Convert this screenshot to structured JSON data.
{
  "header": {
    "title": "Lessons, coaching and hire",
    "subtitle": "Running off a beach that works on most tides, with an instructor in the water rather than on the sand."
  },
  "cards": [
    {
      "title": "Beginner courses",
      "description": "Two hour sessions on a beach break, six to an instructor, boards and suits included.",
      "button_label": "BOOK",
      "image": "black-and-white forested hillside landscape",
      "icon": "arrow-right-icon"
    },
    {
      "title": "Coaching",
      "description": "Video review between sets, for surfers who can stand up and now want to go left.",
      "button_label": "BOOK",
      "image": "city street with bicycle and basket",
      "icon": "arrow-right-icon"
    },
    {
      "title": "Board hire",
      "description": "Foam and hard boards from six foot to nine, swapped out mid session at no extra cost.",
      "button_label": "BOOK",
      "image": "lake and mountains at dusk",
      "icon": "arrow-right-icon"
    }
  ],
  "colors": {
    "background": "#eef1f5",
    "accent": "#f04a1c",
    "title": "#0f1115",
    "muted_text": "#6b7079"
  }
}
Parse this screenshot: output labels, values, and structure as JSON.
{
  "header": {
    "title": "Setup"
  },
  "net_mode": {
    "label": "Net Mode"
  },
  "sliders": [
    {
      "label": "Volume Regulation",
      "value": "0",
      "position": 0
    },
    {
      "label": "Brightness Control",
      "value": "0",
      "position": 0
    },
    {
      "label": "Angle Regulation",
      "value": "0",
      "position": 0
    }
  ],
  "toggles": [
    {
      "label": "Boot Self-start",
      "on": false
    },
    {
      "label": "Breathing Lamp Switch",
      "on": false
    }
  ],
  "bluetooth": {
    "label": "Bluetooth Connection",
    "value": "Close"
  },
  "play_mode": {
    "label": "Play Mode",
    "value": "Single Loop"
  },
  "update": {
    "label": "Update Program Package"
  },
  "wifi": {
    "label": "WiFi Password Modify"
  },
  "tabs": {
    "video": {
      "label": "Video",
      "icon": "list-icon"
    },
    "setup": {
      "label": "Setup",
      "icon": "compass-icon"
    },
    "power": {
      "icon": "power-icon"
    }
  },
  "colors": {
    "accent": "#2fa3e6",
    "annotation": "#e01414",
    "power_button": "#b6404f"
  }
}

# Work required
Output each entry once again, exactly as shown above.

# Solution for this exercise
Convert this screenshot to structured JSON data.
{
  "header": {
    "title": "Lessons, coaching and hire",
    "subtitle": "Running off a beach that works on most tides, with an instructor in the water rather than on the sand."
  },
  "cards": [
    {
      "title": "Beginner courses",
      "description": "Two hour sessions on a beach break, six to an instructor, boards and suits included.",
      "button_label": "BOOK",
      "image": "black-and-white forested hillside landscape",
      "icon": "arrow-right-icon"
    },
    {
      "title": "Coaching",
      "description": "Video review between sets, for surfers who can stand up and now want to go left.",
      "button_label": "BOOK",
      "image": "city street with bicycle and basket",
      "icon": "arrow-right-icon"
    },
    {
      "title": "Board hire",
      "description": "Foam and hard boards from six foot to nine, swapped out mid session at no extra cost.",
      "button_label": "BOOK",
      "image": "lake and mountains at dusk",
      "icon": "arrow-right-icon"
    }
  ],
  "colors": {
    "background": "#eef1f5",
    "accent": "#f04a1c",
    "title": "#0f1115",
    "muted_text": "#6b7079"
  }
}
Parse this screenshot: output labels, values, and structure as JSON.
{
  "header": {
    "title": "Setup"
  },
  "net_mode": {
    "label": "Net Mode"
  },
  "sliders": [
    {
      "label": "Volume Regulation",
      "value": "0",
      "position": 0
    },
    {
      "label": "Brightness Control",
      "value": "0",
      "position": 0
    },
    {
      "label": "Angle Regulation",
      "value": "0",
      "position": 0
    }
  ],
  "toggles": [
    {
      "label": "Boot Self-start",
      "on": false
    },
    {
      "label": "Breathing Lamp Switch",
      "on": false
    }
  ],
  "bluetooth": {
    "label": "Bluetooth Connection",
    "value": "Close"
  },
  "play_mode": {
    "label": "Play Mode",
    "value": "Single Loop"
  },
  "update": {
    "label": "Update Program Package"
  },
  "wifi": {
    "label": "WiFi Password Modify"
  },
  "tabs": {
    "video": {
      "label": "Video",
      "icon": "list-icon"
    },
    "setup": {
      "label": "Setup",
      "icon": "compass-icon"
    },
    "power": {
      "icon": "power-icon"
    }
  },
  "colors": {
    "accent": "#2fa3e6",
    "annotation": "#e01414",
    "power_button": "#b6404f"
  }
}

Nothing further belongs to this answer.